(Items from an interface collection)
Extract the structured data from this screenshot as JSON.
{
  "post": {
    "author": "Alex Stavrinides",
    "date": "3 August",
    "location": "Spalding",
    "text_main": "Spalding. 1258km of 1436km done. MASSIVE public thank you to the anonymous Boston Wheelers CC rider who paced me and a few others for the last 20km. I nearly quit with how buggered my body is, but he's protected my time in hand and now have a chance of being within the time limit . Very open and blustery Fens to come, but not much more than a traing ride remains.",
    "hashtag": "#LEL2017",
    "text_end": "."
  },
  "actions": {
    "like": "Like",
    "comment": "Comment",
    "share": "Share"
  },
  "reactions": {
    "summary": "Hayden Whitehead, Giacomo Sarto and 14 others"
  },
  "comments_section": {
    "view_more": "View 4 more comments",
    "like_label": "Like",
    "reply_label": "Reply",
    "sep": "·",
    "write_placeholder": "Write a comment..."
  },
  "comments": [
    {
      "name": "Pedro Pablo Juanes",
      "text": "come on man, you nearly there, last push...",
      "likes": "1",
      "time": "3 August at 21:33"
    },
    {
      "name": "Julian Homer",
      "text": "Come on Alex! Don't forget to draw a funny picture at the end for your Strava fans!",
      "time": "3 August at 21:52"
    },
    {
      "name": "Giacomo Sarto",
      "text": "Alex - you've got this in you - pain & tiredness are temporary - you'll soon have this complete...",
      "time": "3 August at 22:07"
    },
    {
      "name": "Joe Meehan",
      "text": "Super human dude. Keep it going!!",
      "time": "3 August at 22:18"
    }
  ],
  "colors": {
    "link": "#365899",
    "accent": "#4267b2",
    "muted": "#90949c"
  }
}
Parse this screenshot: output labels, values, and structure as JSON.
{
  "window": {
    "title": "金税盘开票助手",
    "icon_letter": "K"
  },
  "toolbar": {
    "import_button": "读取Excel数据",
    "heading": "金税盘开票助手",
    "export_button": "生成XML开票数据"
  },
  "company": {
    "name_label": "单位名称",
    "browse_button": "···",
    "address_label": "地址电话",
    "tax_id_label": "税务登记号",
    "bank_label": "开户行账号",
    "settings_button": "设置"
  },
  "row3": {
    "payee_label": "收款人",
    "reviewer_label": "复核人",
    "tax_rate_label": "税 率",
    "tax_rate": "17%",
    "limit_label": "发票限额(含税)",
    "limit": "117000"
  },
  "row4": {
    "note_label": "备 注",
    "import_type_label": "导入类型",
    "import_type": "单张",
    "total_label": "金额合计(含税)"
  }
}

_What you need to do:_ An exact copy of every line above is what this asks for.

_Response area:_
Extract the structured data from this screenshot as JSON.
{
  "post": {
    "author": "Alex Stavrinides",
    "date": "3 August",
    "location": "Spalding",
    "text_main": "Spalding. 1258km of 1436km done. MASSIVE public thank you to the anonymous Boston Wheelers CC rider who paced me and a few others for the last 20km. I nearly quit with how buggered my body is, but he's protected my time in hand and now have a chance of being within the time limit . Very open and blustery Fens to come, but not much more than a traing ride remains.",
    "hashtag": "#LEL2017",
    "text_end": "."
  },
  "actions": {
    "like": "Like",
    "comment": "Comment",
    "share": "Share"
  },
  "reactions": {
    "summary": "Hayden Whitehead, Giacomo Sarto and 14 others"
  },
  "comments_section": {
    "view_more": "View 4 more comments",
    "like_label": "Like",
    "reply_label": "Reply",
    "sep": "·",
    "write_placeholder": "Write a comment..."
  },
  "comments": [
    {
      "name": "Pedro Pablo Juanes",
      "text": "come on man, you nearly there, last push...",
      "likes": "1",
      "time": "3 August at 21:33"
    },
    {
      "name": "Julian Homer",
      "text": "Come on Alex! Don't forget to draw a funny picture at the end for your Strava fans!",
      "time": "3 August at 21:52"
    },
    {
      "name": "Giacomo Sarto",
      "text": "Alex - you've got this in you - pain & tiredness are temporary - you'll soon have this complete...",
      "time": "3 August at 22:07"
    },
    {
      "name": "Joe Meehan",
      "text": "Super human dude. Keep it going!!",
      "time": "3 August at 22:18"
    }
  ],
  "colors": {
    "link": "#365899",
    "accent": "#4267b2",
    "muted": "#90949c"
  }
}
Parse this screenshot: output labels, values, and structure as JSON.
{
  "window": {
    "title": "金税盘开票助手",
    "icon_letter": "K"
  },
  "toolbar": {
    "import_button": "读取Excel数据",
    "heading": "金税盘开票助手",
    "export_button": "生成XML开票数据"
  },
  "company": {
    "name_label": "单位名称",
    "browse_button": "···",
    "address_label": "地址电话",
    "tax_id_label": "税务登记号",
    "bank_label": "开户行账号",
    "settings_button": "设置"
  },
  "row3": {
    "payee_label": "收款人",
    "reviewer_label": "复核人",
    "tax_rate_label": "税 率",
    "tax_rate": "17%",
    "limit_label": "发票限额(含税)",
    "limit": "117000"
  },
  "row4": {
    "note_label": "备 注",
    "import_type_label": "导入类型",
    "import_type": "单张",
    "total_label": "金额合计(含税)"
  }
}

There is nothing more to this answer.